“If the theme of the 2000’s was “mass data capture”, 2017 and beyond will be “data driven design”. Today, publicly traded companies radically redirect their vision based on inferences made from user data, and startups define their products, strategies and business plans based on publicly available datasets.
One of the industries most affected by the data revolution has been retail. Before this era, retailers had a unidirectional relationship with their customers. They identified new items that “would sell” and presented them to their customer through a crafted experience. Before data, this was almost entirely subjective. Data collation now enables a bidirectional relationship between retailers and their customers, yielding empirical metrics to corroborate subjective vision. We see obvious examples of this with Amazon, which uses a supervised machine learning algorithm (SMLA) platform to make recommendations. But it’s also in places you wouldn’t expect, like a Nordstrom department store, which uses customer smartphones to track behavior and shopping habits.

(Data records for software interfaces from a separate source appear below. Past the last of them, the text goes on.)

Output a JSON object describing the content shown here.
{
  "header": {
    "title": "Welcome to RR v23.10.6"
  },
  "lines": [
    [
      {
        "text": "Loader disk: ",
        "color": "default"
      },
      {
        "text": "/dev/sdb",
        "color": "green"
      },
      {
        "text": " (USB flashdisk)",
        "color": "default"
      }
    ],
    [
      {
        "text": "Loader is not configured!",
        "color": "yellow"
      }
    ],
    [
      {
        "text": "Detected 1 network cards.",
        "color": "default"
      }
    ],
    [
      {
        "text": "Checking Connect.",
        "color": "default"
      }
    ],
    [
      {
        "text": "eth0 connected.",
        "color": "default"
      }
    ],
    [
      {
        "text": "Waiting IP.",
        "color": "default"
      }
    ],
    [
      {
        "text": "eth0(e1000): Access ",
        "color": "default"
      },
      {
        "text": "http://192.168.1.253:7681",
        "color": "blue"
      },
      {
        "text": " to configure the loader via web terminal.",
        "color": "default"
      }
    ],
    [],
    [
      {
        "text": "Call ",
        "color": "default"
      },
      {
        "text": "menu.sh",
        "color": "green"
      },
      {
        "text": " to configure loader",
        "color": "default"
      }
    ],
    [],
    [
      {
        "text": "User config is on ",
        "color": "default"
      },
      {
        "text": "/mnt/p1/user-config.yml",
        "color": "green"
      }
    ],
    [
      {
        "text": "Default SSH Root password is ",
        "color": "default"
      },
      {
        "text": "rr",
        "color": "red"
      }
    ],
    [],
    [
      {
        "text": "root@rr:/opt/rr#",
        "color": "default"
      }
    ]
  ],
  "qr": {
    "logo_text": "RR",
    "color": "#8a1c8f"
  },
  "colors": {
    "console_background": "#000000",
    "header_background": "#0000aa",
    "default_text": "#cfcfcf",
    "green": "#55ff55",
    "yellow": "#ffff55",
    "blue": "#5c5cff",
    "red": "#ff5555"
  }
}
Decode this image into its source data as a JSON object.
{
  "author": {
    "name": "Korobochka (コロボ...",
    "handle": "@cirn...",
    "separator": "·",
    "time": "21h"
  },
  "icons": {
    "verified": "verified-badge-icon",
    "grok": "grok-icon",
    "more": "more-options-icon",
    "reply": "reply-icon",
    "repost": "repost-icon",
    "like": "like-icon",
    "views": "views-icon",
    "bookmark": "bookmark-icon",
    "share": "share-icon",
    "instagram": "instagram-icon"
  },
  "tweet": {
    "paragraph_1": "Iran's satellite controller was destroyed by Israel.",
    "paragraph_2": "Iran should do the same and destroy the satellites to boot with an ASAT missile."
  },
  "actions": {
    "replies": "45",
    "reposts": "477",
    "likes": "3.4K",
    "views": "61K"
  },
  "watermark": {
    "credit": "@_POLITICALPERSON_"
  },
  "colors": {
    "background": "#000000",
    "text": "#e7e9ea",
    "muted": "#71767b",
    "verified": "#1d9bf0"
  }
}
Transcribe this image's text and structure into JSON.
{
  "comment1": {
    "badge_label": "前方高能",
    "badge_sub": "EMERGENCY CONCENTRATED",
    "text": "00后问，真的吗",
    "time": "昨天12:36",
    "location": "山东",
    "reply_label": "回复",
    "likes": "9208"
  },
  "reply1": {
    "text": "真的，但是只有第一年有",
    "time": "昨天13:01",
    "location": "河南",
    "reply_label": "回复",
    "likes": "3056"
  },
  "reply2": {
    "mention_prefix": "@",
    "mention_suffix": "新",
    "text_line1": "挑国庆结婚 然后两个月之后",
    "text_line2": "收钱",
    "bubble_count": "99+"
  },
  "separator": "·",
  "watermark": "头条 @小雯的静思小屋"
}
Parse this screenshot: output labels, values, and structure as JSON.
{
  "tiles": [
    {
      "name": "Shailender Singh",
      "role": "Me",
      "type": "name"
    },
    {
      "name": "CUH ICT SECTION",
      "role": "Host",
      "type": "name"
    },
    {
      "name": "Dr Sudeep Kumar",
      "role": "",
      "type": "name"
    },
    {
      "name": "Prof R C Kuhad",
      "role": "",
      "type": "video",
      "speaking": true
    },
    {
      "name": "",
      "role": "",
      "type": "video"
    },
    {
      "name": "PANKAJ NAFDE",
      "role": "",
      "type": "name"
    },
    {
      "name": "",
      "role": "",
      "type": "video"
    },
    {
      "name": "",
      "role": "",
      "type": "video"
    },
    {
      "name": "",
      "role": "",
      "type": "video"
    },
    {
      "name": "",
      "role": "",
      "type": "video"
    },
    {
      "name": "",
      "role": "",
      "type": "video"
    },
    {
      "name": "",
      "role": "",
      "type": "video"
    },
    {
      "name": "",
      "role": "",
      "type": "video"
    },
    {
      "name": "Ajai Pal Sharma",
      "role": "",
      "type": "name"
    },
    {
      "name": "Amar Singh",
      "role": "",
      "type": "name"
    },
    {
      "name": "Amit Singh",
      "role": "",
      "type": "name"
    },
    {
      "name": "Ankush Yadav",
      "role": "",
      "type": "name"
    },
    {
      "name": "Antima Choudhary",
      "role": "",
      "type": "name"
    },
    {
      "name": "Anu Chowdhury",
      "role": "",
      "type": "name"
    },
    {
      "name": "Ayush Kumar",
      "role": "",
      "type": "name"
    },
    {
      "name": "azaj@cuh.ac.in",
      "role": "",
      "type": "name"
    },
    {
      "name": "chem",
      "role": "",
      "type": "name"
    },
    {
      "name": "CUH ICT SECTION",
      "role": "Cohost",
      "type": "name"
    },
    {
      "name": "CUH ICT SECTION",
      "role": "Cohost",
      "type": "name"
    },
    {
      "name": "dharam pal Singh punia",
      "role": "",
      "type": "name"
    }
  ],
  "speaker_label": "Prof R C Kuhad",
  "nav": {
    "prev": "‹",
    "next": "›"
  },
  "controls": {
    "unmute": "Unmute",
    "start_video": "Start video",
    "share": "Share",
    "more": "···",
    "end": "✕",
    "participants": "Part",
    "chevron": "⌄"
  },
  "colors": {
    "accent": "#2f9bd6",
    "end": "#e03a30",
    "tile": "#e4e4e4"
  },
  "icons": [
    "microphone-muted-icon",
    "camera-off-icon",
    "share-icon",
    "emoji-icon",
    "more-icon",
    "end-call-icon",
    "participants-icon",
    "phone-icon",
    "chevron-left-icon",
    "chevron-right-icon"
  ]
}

Ignoring data can have dramatic results. Data science, data design, and data strategy each serve as a necessary tool for product creation. They enable a dynamic relationship between designers and users, and a personalized, adaptive experience. Data driven design will fundamentally change the retail experience and the design of the products, catapulting companies to rich insights and sustainable growth”.